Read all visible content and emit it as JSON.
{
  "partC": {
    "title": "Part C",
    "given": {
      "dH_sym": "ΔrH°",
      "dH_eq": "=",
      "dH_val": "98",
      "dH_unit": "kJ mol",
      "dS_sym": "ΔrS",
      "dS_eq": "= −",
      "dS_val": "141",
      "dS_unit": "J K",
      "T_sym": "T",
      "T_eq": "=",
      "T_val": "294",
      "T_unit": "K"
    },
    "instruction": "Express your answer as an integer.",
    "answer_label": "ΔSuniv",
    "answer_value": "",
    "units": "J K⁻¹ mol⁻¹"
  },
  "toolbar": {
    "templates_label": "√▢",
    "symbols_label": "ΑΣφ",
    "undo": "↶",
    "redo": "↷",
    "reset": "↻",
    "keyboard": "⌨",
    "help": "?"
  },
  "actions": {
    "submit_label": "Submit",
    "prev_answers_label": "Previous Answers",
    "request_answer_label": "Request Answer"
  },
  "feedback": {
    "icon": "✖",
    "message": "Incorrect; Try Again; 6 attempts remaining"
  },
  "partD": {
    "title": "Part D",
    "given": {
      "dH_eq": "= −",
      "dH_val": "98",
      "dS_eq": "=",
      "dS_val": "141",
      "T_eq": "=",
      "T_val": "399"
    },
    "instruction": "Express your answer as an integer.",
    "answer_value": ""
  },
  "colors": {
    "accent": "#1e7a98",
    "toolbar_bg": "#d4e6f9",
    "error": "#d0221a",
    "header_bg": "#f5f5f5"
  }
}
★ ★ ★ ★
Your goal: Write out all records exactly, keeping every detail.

Solution for this exercise:
Read all visible content and emit it as JSON.
{
  "partC": {
    "title": "Part C",
    "given": {
      "dH_sym": "ΔrH°",
      "dH_eq": "=",
      "dH_val": "98",
      "dH_unit": "kJ mol",
      "dS_sym": "ΔrS",
      "dS_eq": "= −",
      "dS_val": "141",
      "dS_unit": "J K",
      "T_sym": "T",
      "T_eq": "=",
      "T_val": "294",
      "T_unit": "K"
    },
    "instruction": "Express your answer as an integer.",
    "answer_label": "ΔSuniv",
    "answer_value": "",
    "units": "J K⁻¹ mol⁻¹"
  },
  "toolbar": {
    "templates_label": "√▢",
    "symbols_label": "ΑΣφ",
    "undo": "↶",
    "redo": "↷",
    "reset": "↻",
    "keyboard": "⌨",
    "help": "?"
  },
  "actions": {
    "submit_label": "Submit",
    "prev_answers_label": "Previous Answers",
    "request_answer_label": "Request Answer"
  },
  "feedback": {
    "icon": "✖",
    "message": "Incorrect; Try Again; 6 attempts remaining"
  },
  "partD": {
    "title": "Part D",
    "given": {
      "dH_eq": "= −",
      "dH_val": "98",
      "dS_eq": "=",
      "dS_val": "141",
      "T_eq": "=",
      "T_val": "399"
    },
    "instruction": "Express your answer as an integer.",
    "answer_value": ""
  },
  "colors": {
    "accent": "#1e7a98",
    "toolbar_bg": "#d4e6f9",
    "error": "#d0221a",
    "header_bg": "#f5f5f5"
  }
}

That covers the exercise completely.